Dataset
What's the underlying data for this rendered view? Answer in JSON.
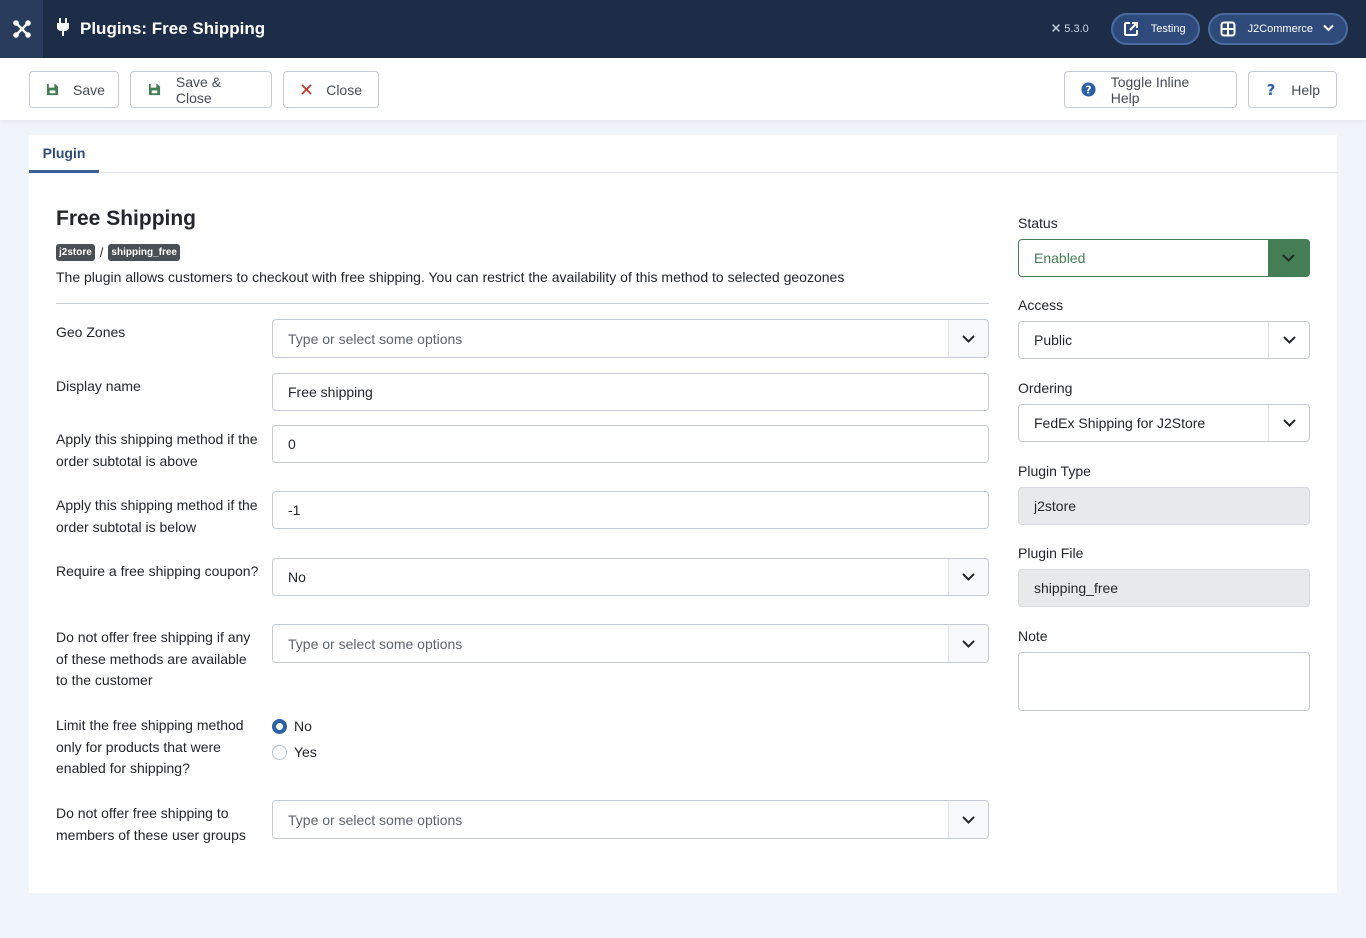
{
  "header": {
    "title": "Plugins: Free Shipping",
    "version": "5.3.0",
    "site_link_label": "Testing",
    "user_menu_label": "J2Commerce"
  },
  "toolbar": {
    "save_label": "Save",
    "save_close_label": "Save & Close",
    "close_label": "Close",
    "toggle_help_label": "Toggle Inline Help",
    "help_label": "Help"
  },
  "tabs": [
    {
      "label": "Plugin"
    }
  ],
  "plugin": {
    "title": "Free Shipping",
    "badge_group": "j2store",
    "badge_element": "shipping_free",
    "separator": "/",
    "description": "The plugin allows customers to checkout with free shipping. You can restrict the availability of this method to selected geozones"
  },
  "fields": {
    "geo_zones": {
      "label": "Geo Zones",
      "placeholder": "Type or select some options"
    },
    "display_name": {
      "label": "Display name",
      "value": "Free shipping"
    },
    "subtotal_above": {
      "label": "Apply this shipping method if the order subtotal is above",
      "value": "0"
    },
    "subtotal_below": {
      "label": "Apply this shipping method if the order subtotal is below",
      "value": "-1"
    },
    "require_coupon": {
      "label": "Require a free shipping coupon?",
      "value": "No"
    },
    "exclude_methods": {
      "label": "Do not offer free shipping if any of these methods are available to the customer",
      "placeholder": "Type or select some options"
    },
    "limit_products": {
      "label": "Limit the free shipping method only for products that were enabled for shipping?",
      "options": [
        "No",
        "Yes"
      ],
      "selected": "No"
    },
    "exclude_groups": {
      "label": "Do not offer free shipping to members of these user groups",
      "placeholder": "Type or select some options"
    }
  },
  "sidebar": {
    "status": {
      "label": "Status",
      "value": "Enabled"
    },
    "access": {
      "label": "Access",
      "value": "Public"
    },
    "ordering": {
      "label": "Ordering",
      "value": "FedEx Shipping for J2Store"
    },
    "plugin_type": {
      "label": "Plugin Type",
      "value": "j2store"
    },
    "plugin_file": {
      "label": "Plugin File",
      "value": "shipping_free"
    },
    "note": {
      "label": "Note",
      "value": ""
    }
  },
  "colors": {
    "header_bg": "#1e2d47",
    "status_green": "#457d54",
    "accent_blue": "#2b5fa6",
    "close_red": "#c0392b"
  }
}
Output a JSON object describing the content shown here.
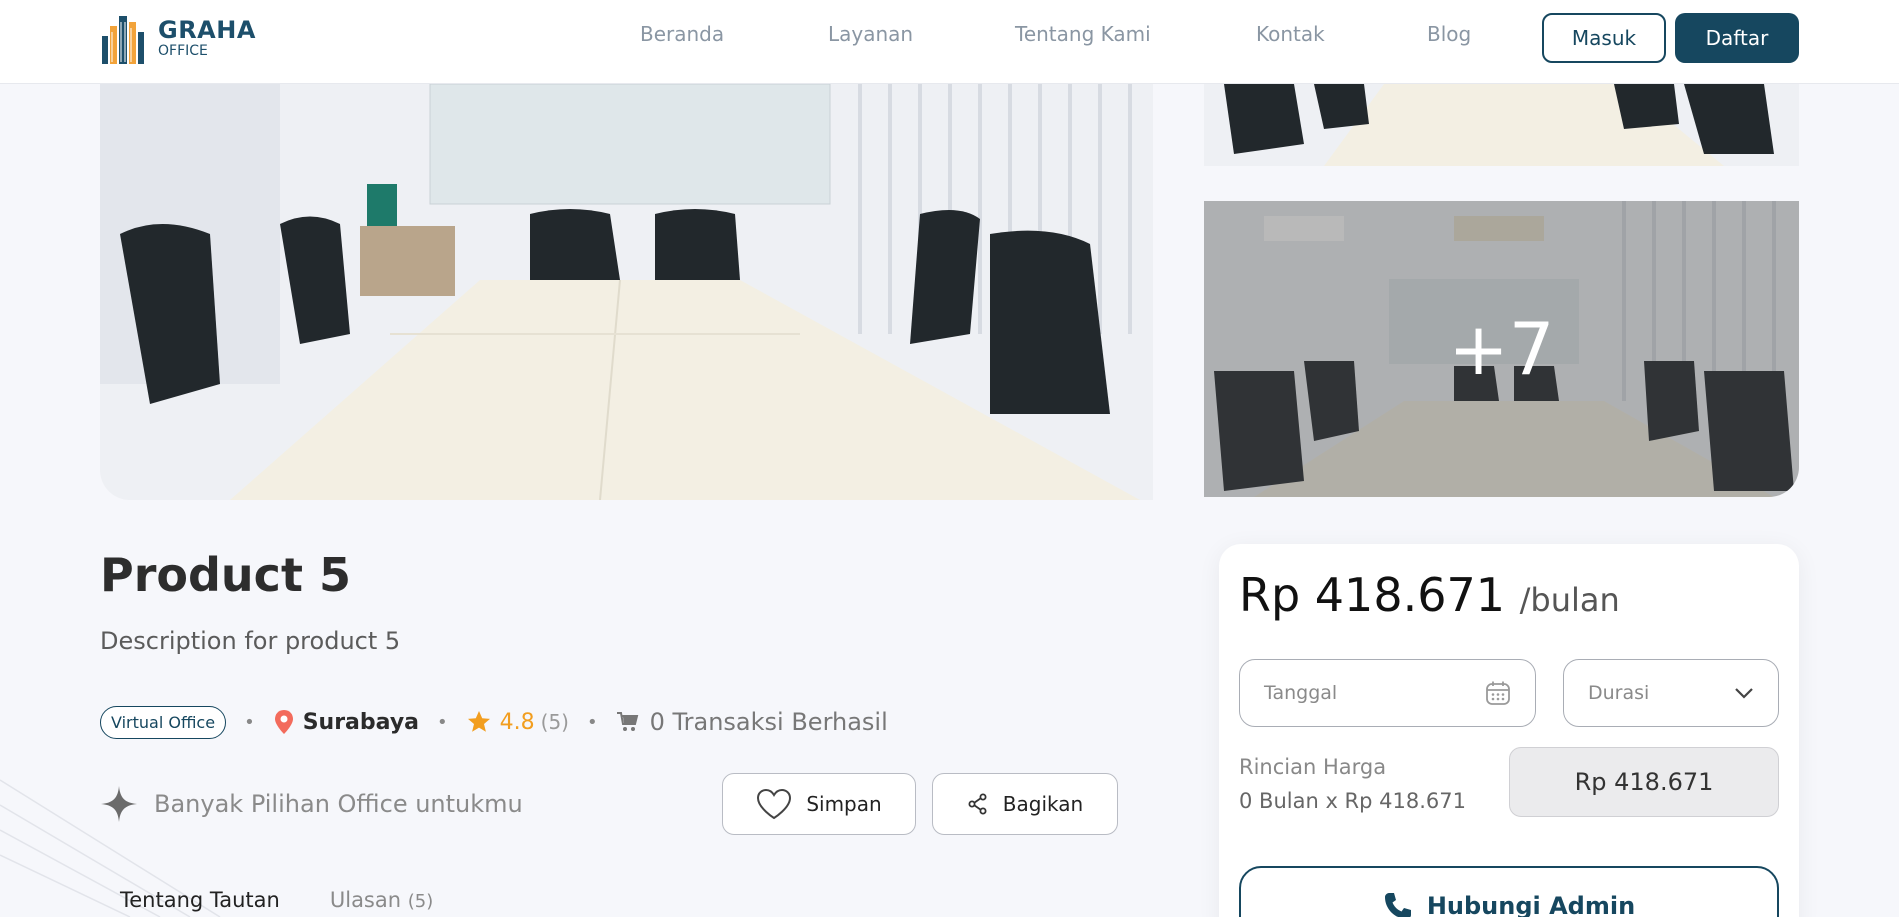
{
  "header": {
    "logo_line1": "GRAHA",
    "logo_line2": "OFFICE",
    "nav": [
      "Beranda",
      "Layanan",
      "Tentang Kami",
      "Kontak",
      "Blog"
    ],
    "login_label": "Masuk",
    "register_label": "Daftar"
  },
  "gallery": {
    "more_count": "+7"
  },
  "product": {
    "title": "Product 5",
    "description": "Description for product 5",
    "category": "Virtual Office",
    "location": "Surabaya",
    "rating": "4.8",
    "rating_count": "(5)",
    "transactions": "0 Transaksi Berhasil",
    "promo": "Banyak Pilihan Office untukmu",
    "save_label": "Simpan",
    "share_label": "Bagikan"
  },
  "tabs": {
    "about": "Tentang Tautan",
    "reviews": "Ulasan",
    "reviews_count": "(5)"
  },
  "pricing": {
    "price": "Rp 418.671",
    "unit": "/bulan",
    "date_placeholder": "Tanggal",
    "duration_placeholder": "Durasi",
    "breakdown_label": "Rincian Harga",
    "breakdown_calc": "0 Bulan x Rp 418.671",
    "total": "Rp 418.671",
    "contact_label": "Hubungi Admin"
  },
  "colors": {
    "brand": "#16475f",
    "rating": "#f29e1f",
    "location_pin": "#f36b5c",
    "background": "#f6f7fb"
  }
}
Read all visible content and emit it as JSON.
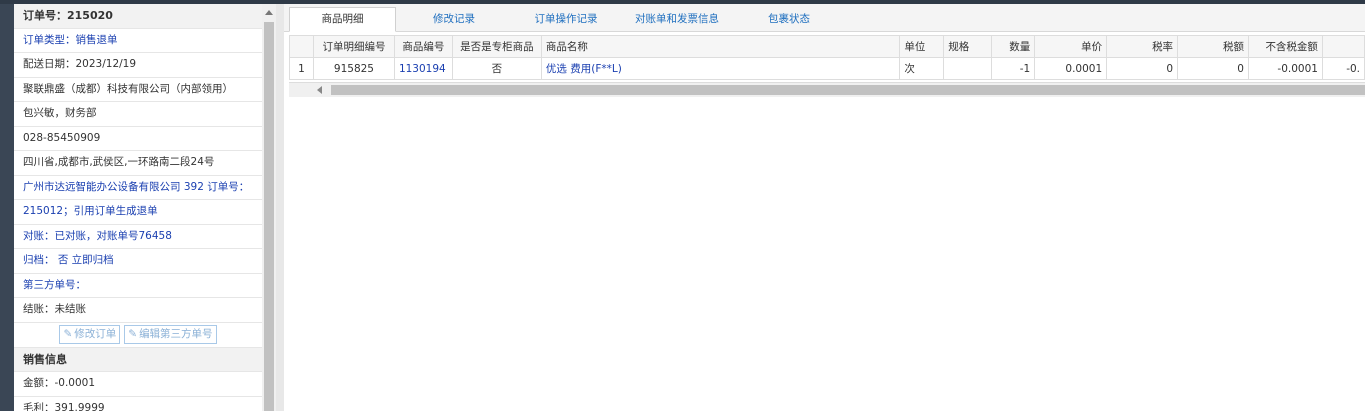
{
  "order": {
    "title": "订单号：215020",
    "details": [
      {
        "text": "订单类型：销售退单",
        "blue": true
      },
      {
        "text": "配送日期：2023/12/19",
        "blue": false
      },
      {
        "text": "聚联鼎盛（成都）科技有限公司（内部领用）",
        "blue": false
      },
      {
        "text": "包兴敏，财务部",
        "blue": false
      },
      {
        "text": "028-85450909",
        "blue": false
      },
      {
        "text": "四川省,成都市,武侯区,一环路南二段24号",
        "blue": false
      },
      {
        "text": "广州市达远智能办公设备有限公司 392 订单号：",
        "blue": true
      },
      {
        "text": "215012；引用订单生成退单",
        "blue": true
      },
      {
        "text": "对账：已对账，对账单号76458",
        "blue": true
      },
      {
        "text": "归档： 否 立即归档",
        "blue": true
      },
      {
        "text": "第三方单号：",
        "blue": true
      },
      {
        "text": "结账：未结账",
        "blue": false
      }
    ],
    "edit_order_label": "修改订单",
    "edit_third_party_label": "编辑第三方单号"
  },
  "sales": {
    "title": "销售信息",
    "amount": "金额：-0.0001",
    "profit": "毛利：391.9999"
  },
  "tabs": [
    "商品明细",
    "修改记录",
    "订单操作记录",
    "对账单和发票信息",
    "包裹状态"
  ],
  "active_tab": 0,
  "grid": {
    "headers": [
      "订单明细编号",
      "商品编号",
      "是否是专柜商品",
      "商品名称",
      "单位",
      "规格",
      "数量",
      "单价",
      "税率",
      "税额",
      "不含税金额",
      ""
    ],
    "rows": [
      {
        "index": "1",
        "detail_no": "915825",
        "product_no": "1130194",
        "is_counter": "否",
        "name": "优选 费用(F**L)",
        "unit": "次",
        "spec": "",
        "qty": "-1",
        "price": "0.0001",
        "tax_rate": "0",
        "tax": "0",
        "net_amount": "-0.0001",
        "extra": "-0."
      }
    ]
  },
  "colors": {
    "accent_blue": "#1a3fb0",
    "tab_blue": "#1f6fbf",
    "sidebar_dark": "#3a4655"
  }
}
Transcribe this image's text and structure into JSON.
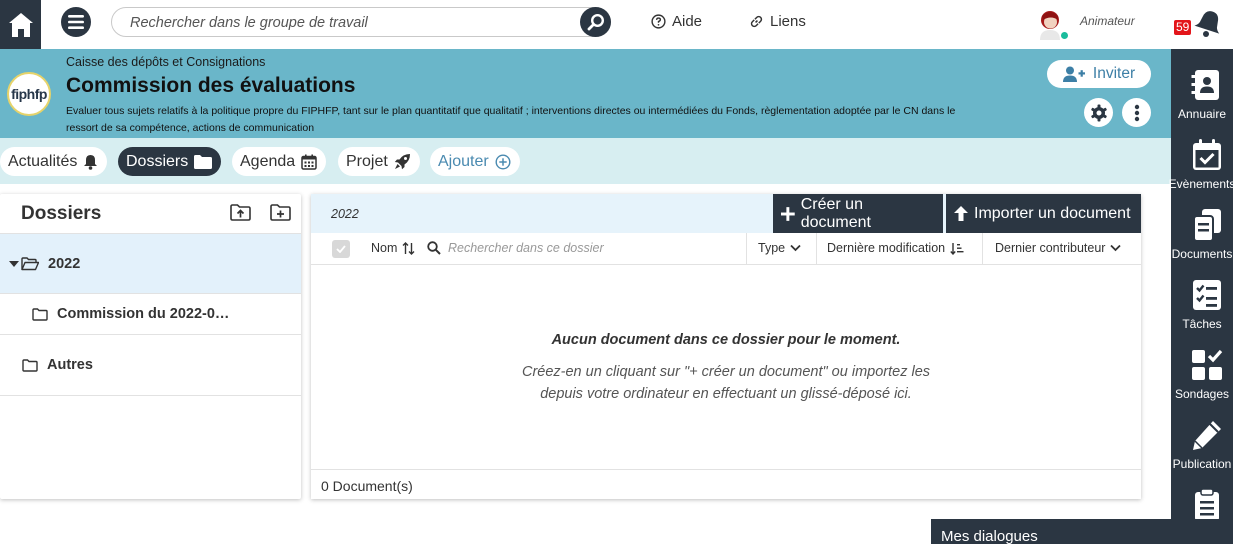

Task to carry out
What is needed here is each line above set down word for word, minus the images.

Problem solution
What's the underlying data for this rendered view? Answer in JSON.
{
  "header": {
    "title": "Plugins: Free Shipping",
    "version": "5.3.0",
    "site_link_label": "Testing",
    "user_menu_label": "J2Commerce"
  },
  "toolbar": {
    "save_label": "Save",
    "save_close_label": "Save & Close",
    "close_label": "Close",
    "toggle_help_label": "Toggle Inline Help",
    "help_label": "Help"
  },
  "tabs": [
    {
      "label": "Plugin"
    }
  ],
  "plugin": {
    "title": "Free Shipping",
    "badge_group": "j2store",
    "badge_element": "shipping_free",
    "separator": "/",
    "description": "The plugin allows customers to checkout with free shipping. You can restrict the availability of this method to selected geozones"
  },
  "fields": {
    "geo_zones": {
      "label": "Geo Zones",
      "placeholder": "Type or select some options"
    },
    "display_name": {
      "label": "Display name",
      "value": "Free shipping"
    },
    "subtotal_above": {
      "label": "Apply this shipping method if the order subtotal is above",
      "value": "0"
    },
    "subtotal_below": {
      "label": "Apply this shipping method if the order subtotal is below",
      "value": "-1"
    },
    "require_coupon": {
      "label": "Require a free shipping coupon?",
      "value": "No"
    },
    "exclude_methods": {
      "label": "Do not offer free shipping if any of these methods are available to the customer",
      "placeholder": "Type or select some options"
    },
    "limit_products": {
      "label": "Limit the free shipping method only for products that were enabled for shipping?",
      "options": [
        "No",
        "Yes"
      ],
      "selected": "No"
    },
    "exclude_groups": {
      "label": "Do not offer free shipping to members of these user groups",
      "placeholder": "Type or select some options"
    }
  },
  "sidebar": {
    "status": {
      "label": "Status",
      "value": "Enabled"
    },
    "access": {
      "label": "Access",
      "value": "Public"
    },
    "ordering": {
      "label": "Ordering",
      "value": "FedEx Shipping for J2Store"
    },
    "plugin_type": {
      "label": "Plugin Type",
      "value": "j2store"
    },
    "plugin_file": {
      "label": "Plugin File",
      "value": "shipping_free"
    },
    "note": {
      "label": "Note",
      "value": ""
    }
  },
  "colors": {
    "header_bg": "#1e2d47",
    "status_green": "#457d54",
    "accent_blue": "#2b5fa6",
    "close_red": "#c0392b"
  }
}
Output a JSON object describing the content shown here.
{
  "header": {
    "logo_line1": "GRAHA",
    "logo_line2": "OFFICE",
    "nav": [
      "Beranda",
      "Layanan",
      "Tentang Kami",
      "Kontak",
      "Blog"
    ],
    "login_label": "Masuk",
    "register_label": "Daftar"
  },
  "gallery": {
    "more_count": "+7"
  },
  "product": {
    "title": "Product 5",
    "description": "Description for product 5",
    "category": "Virtual Office",
    "location": "Surabaya",
    "rating": "4.8",
    "rating_count": "(5)",
    "transactions": "0 Transaksi Berhasil",
    "promo": "Banyak Pilihan Office untukmu",
    "save_label": "Simpan",
    "share_label": "Bagikan"
  },
  "tabs": {
    "about": "Tentang Tautan",
    "reviews": "Ulasan",
    "reviews_count": "(5)"
  },
  "pricing": {
    "price": "Rp 418.671",
    "unit": "/bulan",
    "date_placeholder": "Tanggal",
    "duration_placeholder": "Durasi",
    "breakdown_label": "Rincian Harga",
    "breakdown_calc": "0 Bulan x Rp 418.671",
    "total": "Rp 418.671",
    "contact_label": "Hubungi Admin"
  },
  "colors": {
    "brand": "#16475f",
    "rating": "#f29e1f",
    "location_pin": "#f36b5c",
    "background": "#f6f7fb"
  }
}
Read all visible content and emit it as JSON.
{
  "order": {
    "title": "订单号：215020",
    "details": [
      {
        "text": "订单类型：销售退单",
        "blue": true
      },
      {
        "text": "配送日期：2023/12/19",
        "blue": false
      },
      {
        "text": "聚联鼎盛（成都）科技有限公司（内部领用）",
        "blue": false
      },
      {
        "text": "包兴敏，财务部",
        "blue": false
      },
      {
        "text": "028-85450909",
        "blue": false
      },
      {
        "text": "四川省,成都市,武侯区,一环路南二段24号",
        "blue": false
      },
      {
        "text": "广州市达远智能办公设备有限公司 392 订单号：",
        "blue": true
      },
      {
        "text": "215012；引用订单生成退单",
        "blue": true
      },
      {
        "text": "对账：已对账，对账单号76458",
        "blue": true
      },
      {
        "text": "归档： 否 立即归档",
        "blue": true
      },
      {
        "text": "第三方单号：",
        "blue": true
      },
      {
        "text": "结账：未结账",
        "blue": false
      }
    ],
    "edit_order_label": "修改订单",
    "edit_third_party_label": "编辑第三方单号"
  },
  "sales": {
    "title": "销售信息",
    "amount": "金额：-0.0001",
    "profit": "毛利：391.9999"
  },
  "tabs": [
    "商品明细",
    "修改记录",
    "订单操作记录",
    "对账单和发票信息",
    "包裹状态"
  ],
  "active_tab": 0,
  "grid": {
    "headers": [
      "订单明细编号",
      "商品编号",
      "是否是专柜商品",
      "商品名称",
      "单位",
      "规格",
      "数量",
      "单价",
      "税率",
      "税额",
      "不含税金额",
      ""
    ],
    "rows": [
      {
        "index": "1",
        "detail_no": "915825",
        "product_no": "1130194",
        "is_counter": "否",
        "name": "优选 费用(F**L)",
        "unit": "次",
        "spec": "",
        "qty": "-1",
        "price": "0.0001",
        "tax_rate": "0",
        "tax": "0",
        "net_amount": "-0.0001",
        "extra": "-0."
      }
    ]
  },
  "colors": {
    "accent_blue": "#1a3fb0",
    "tab_blue": "#1f6fbf",
    "sidebar_dark": "#3a4655"
  }
}
Transcribe this image's text and structure into JSON.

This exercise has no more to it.